Today I want to talk about a 2012 study that looked at how the toxin bisphenol A (BPA) affected fertility in women using in vitro fertilization treatments for infertility.
This study measured the number eggs that were able to be retrieved during an IVF cycle, the number of eggs that then went on to be fertilized, and finally the number of eggs that progressed to become blastocysts (the next stage of fetal development.)
Unfortunately, as the urinary levels of BPA increased, all measures of fertility declined.
This graph demonstrates that as the amount of urinary BPA increased (Q1 is the least amount of BPA found in the urine, and Q4 is the most), the number of eggs, fertilized eggs, and blastocysts all decreased.
This is some pretty scary stuff, and I surely want to help my family minimize their BPA exposure. With two growing daughters, I want to do what I can now to protect their fertility.
What can you do?
Fortunately, The Environmental Working Group and the FDA have done some extensive research on what can be done to avoid BPA exposure.
Where does BPA hide?
- In foods that were stored in cans with liners made with BPA. (Think canned tomatoes, soups, and other canned vegetables.) There are now many companies that store their foods in cans with BPA free liners or who have ditched the cans all together and use boxes or glass jars for food storage.

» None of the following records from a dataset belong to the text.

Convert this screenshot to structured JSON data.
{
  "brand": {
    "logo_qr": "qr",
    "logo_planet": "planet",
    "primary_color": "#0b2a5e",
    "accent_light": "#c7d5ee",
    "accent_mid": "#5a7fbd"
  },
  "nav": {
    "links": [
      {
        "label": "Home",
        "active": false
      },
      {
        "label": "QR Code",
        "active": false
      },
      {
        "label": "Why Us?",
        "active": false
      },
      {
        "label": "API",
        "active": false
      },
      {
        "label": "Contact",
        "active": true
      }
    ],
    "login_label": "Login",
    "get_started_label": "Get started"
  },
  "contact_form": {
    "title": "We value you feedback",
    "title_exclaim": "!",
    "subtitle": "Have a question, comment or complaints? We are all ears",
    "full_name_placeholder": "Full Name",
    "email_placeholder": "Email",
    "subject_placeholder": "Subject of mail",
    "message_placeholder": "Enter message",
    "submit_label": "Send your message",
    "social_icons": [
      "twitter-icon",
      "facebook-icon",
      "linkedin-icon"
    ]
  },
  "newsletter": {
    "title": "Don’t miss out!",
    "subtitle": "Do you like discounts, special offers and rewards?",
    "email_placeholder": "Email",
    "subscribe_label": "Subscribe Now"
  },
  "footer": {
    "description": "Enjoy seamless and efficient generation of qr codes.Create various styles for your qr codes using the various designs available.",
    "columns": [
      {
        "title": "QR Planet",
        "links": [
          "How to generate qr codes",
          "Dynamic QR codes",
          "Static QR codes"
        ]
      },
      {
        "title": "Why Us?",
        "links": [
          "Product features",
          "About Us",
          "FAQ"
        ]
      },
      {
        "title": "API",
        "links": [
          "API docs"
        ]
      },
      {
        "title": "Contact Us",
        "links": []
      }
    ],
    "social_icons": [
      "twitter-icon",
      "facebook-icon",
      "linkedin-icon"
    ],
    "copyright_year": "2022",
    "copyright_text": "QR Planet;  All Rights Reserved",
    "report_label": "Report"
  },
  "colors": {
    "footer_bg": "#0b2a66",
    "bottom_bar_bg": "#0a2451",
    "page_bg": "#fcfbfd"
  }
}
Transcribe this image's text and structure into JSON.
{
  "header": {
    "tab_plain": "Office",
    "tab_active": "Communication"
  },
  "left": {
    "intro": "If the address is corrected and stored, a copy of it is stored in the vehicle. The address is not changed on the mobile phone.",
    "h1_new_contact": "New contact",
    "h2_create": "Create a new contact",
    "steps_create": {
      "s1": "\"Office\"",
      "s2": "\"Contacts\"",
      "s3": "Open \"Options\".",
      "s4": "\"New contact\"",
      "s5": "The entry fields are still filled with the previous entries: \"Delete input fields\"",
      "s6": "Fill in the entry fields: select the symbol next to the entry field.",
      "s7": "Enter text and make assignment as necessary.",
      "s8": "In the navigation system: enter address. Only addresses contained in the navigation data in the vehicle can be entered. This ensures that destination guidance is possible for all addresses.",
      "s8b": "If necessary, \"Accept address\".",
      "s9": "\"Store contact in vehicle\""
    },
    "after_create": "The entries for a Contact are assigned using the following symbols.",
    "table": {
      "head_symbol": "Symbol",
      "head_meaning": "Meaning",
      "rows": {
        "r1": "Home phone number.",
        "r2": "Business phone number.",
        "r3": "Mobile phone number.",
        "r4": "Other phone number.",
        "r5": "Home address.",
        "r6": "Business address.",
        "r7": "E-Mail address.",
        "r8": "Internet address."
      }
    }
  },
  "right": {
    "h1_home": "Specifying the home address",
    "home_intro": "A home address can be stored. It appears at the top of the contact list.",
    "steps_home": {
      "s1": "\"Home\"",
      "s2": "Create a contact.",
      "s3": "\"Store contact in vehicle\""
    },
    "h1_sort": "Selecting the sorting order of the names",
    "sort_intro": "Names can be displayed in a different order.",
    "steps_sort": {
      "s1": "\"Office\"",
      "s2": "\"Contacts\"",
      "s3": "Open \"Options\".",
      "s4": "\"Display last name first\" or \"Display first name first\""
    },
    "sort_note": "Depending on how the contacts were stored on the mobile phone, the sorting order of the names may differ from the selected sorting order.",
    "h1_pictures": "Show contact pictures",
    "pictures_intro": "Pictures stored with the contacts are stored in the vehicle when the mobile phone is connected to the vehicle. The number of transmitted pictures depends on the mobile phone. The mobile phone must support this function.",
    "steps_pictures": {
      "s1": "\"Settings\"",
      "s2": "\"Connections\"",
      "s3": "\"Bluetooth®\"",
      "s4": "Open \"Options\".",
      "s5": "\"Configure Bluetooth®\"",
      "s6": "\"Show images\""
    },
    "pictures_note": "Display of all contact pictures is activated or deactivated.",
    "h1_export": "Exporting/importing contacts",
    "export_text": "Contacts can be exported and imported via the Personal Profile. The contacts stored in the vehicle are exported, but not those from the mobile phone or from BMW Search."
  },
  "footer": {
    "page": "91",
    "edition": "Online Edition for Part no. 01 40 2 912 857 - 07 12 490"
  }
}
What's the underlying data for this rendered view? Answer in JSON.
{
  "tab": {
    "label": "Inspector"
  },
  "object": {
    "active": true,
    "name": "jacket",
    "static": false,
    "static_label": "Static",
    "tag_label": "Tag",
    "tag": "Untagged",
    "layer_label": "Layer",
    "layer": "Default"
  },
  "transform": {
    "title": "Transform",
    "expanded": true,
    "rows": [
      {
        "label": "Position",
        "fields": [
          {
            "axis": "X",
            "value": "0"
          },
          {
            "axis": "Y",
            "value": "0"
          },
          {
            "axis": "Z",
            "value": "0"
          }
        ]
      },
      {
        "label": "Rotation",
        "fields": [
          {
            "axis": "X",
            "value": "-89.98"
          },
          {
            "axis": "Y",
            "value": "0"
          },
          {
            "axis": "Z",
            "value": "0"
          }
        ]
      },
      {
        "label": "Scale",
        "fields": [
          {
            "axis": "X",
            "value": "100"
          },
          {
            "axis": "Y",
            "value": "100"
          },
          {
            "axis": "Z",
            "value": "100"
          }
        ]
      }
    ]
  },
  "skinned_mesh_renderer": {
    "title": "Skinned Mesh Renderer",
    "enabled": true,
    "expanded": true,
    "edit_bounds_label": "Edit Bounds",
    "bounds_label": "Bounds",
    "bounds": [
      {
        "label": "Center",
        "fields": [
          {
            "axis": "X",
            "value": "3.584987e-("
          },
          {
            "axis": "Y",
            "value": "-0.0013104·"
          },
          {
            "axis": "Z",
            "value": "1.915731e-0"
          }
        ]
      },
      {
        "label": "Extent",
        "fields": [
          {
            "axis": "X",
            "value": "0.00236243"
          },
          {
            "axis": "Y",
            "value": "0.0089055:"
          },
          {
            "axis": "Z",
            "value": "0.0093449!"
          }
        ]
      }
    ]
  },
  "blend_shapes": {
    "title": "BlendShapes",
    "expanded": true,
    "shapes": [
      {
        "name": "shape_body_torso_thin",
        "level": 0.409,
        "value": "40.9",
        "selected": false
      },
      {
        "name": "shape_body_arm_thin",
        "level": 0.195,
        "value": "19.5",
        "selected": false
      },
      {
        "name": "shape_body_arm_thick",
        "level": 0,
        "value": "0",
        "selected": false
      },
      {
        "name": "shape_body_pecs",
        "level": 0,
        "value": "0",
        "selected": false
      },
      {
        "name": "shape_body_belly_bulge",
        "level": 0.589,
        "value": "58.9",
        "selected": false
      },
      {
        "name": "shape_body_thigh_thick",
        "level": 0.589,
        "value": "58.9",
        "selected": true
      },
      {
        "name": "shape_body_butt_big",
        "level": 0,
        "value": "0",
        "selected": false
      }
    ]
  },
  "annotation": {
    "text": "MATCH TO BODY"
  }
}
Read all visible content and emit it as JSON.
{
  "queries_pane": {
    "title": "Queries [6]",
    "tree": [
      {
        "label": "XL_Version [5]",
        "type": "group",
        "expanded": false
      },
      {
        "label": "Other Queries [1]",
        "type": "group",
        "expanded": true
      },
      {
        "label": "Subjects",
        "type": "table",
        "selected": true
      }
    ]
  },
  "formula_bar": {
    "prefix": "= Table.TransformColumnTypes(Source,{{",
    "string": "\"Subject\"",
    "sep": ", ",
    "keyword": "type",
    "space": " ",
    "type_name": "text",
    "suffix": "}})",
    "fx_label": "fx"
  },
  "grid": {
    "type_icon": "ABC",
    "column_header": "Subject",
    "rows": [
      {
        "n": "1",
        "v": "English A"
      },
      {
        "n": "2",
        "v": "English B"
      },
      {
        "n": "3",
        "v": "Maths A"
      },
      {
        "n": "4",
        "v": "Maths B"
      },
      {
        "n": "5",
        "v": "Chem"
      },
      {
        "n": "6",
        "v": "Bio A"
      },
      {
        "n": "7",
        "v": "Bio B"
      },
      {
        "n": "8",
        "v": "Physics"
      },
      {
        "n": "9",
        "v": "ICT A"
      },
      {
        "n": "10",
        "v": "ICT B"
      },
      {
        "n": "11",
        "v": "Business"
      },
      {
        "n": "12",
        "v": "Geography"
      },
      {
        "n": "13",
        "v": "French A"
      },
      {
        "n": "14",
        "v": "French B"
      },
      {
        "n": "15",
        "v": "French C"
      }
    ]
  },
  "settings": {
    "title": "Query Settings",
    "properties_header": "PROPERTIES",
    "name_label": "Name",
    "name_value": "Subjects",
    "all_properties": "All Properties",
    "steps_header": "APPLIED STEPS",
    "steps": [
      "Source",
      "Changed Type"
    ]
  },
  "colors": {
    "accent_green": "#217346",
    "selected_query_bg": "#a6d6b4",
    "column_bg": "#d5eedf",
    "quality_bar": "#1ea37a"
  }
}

- In cash register receipts. Don’t take receipts if you don’t need them. Store them in envelopes if you do, and wash your hands after touching receipts.
- In foods or drinks that were held or stored in hard plastics. Avoid plastics marked #7 or labeled with the letters “PC,” for polycarbonate.
The good news is that that BPA food storage is now widely available, and it’s easier than ever to find vegetables, baby formulas, and beverages stored in glass or other BPA free containers.